In November, Disney reappointed Bob Iger as its CEO, in an unexpected move to replace Bob Chapek, who faced criticism for his management of the company. Iger was brought in to lead Disney for two years and help the company spur growth and find a suitable successor at the completion of his term after Chapek’s surprising exit. Trian slammed Disney on Wednesday for unsuccessful succession planning.

Before reappointing Iger, Disney announced a companywide cost-cutting plan, banning all but essential work travel and halting new hires, except for several key job roles. Iger maintained the hiring freeze when he took charge of the company.

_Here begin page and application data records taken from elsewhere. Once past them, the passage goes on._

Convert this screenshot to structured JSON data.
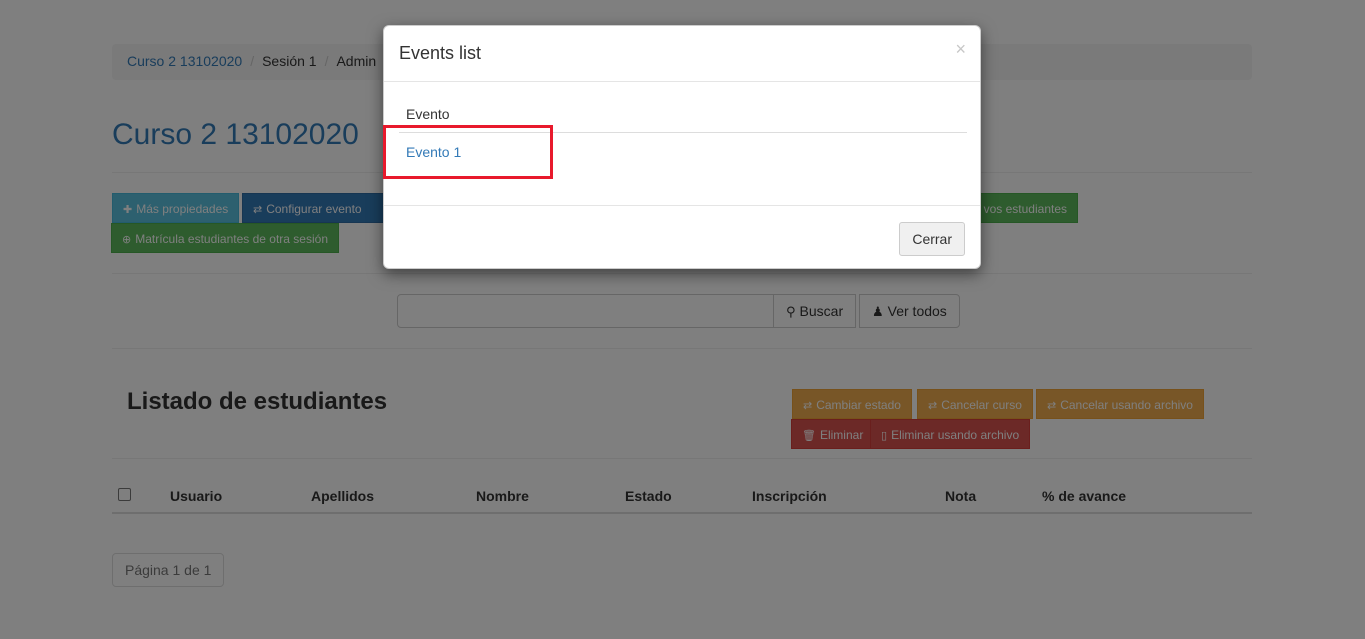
{
  "breadcrumb": {
    "course": "Curso 2 13102020",
    "session": "Sesión 1",
    "admin": "Admin"
  },
  "page_title": "Curso 2 13102020",
  "toolbar": {
    "more_props": "Más propiedades",
    "config_event": "Configurar evento",
    "new_students": "vos estudiantes",
    "enroll_other": "Matrícula estudiantes de otra sesión"
  },
  "search": {
    "value": "",
    "search_label": "Buscar",
    "view_all_label": "Ver todos"
  },
  "students": {
    "title": "Listado de estudiantes",
    "actions": {
      "change_state": "Cambiar estado",
      "cancel_course": "Cancelar curso",
      "cancel_file": "Cancelar usando archivo",
      "delete": "Eliminar",
      "delete_file": "Eliminar usando archivo"
    },
    "columns": [
      "Usuario",
      "Apellidos",
      "Nombre",
      "Estado",
      "Inscripción",
      "Nota",
      "% de avance"
    ],
    "pager": "Página 1 de 1"
  },
  "modal": {
    "title": "Events list",
    "close_symbol": "×",
    "column_header": "Evento",
    "events": [
      "Evento 1"
    ],
    "close_button": "Cerrar"
  },
  "colors": {
    "link": "#337ab7",
    "highlight": "#e8192c"
  }
}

Yesterday, Disney announced the long-expected updates to the reservation and ticketing system, as well as its annual pass membership program after facing criticism from consumers over long wait times and tremendous ticket prices. The announcement marked the first significant change within Disney’s Park business since Iger’s return, who has voiced his concerns about the drastic price hikes implemented by his predecessor Chapek.

While it seems unlikely that Iger will reverse the price increases in 2023, the new changes are set to “increase flexibility and add value” to users’ experience, said Josh D’Amaro, Chairperson of Walt Disney Parks and Resorts.

The newly announced changes bring further incentives for premium plans for park members, including perks to secure the lowest-priced ticket options of $104 per guest at the company’s Disneyland Resort in California.


Moreover, the updates also include improved services such as free parking for resort guests and free digital photo downloads for the users of Genie+app. Meanwhile, those who have the Walt Disney World annual pass will now be allowed to visit the theme parks after 2 PM with no need for a park reservation, with certain exceptions. At the moment, the annual passholder membership is priced between $749 to $1,399.

Disney’s Park and Resort unit are central to the company’s business. The parks division’s revenue rose 73% year-over-year to $28.7 billion in fiscal 2022. The operating income stood at $7.9 billion at the end of the fiscal year, accounting for 65% of Disney’s total segment operating income of $12.1 billion.


Disney and Nelson Peltz’s Trian Fund are bracing for a proxy fight as the activist investor seeks to obtain a seat on the company’s board. Two sides held unsuccessful talks earlier this week as Disney shares trade higher in the anticipation that the upcoming battle will be positive for shares.

Shane Neagle is the EIC of The Tokenist. Check out The Tokenist’s free newsletter, Five Minute Finance, for weekly analysis of the biggest trends in finance and technology.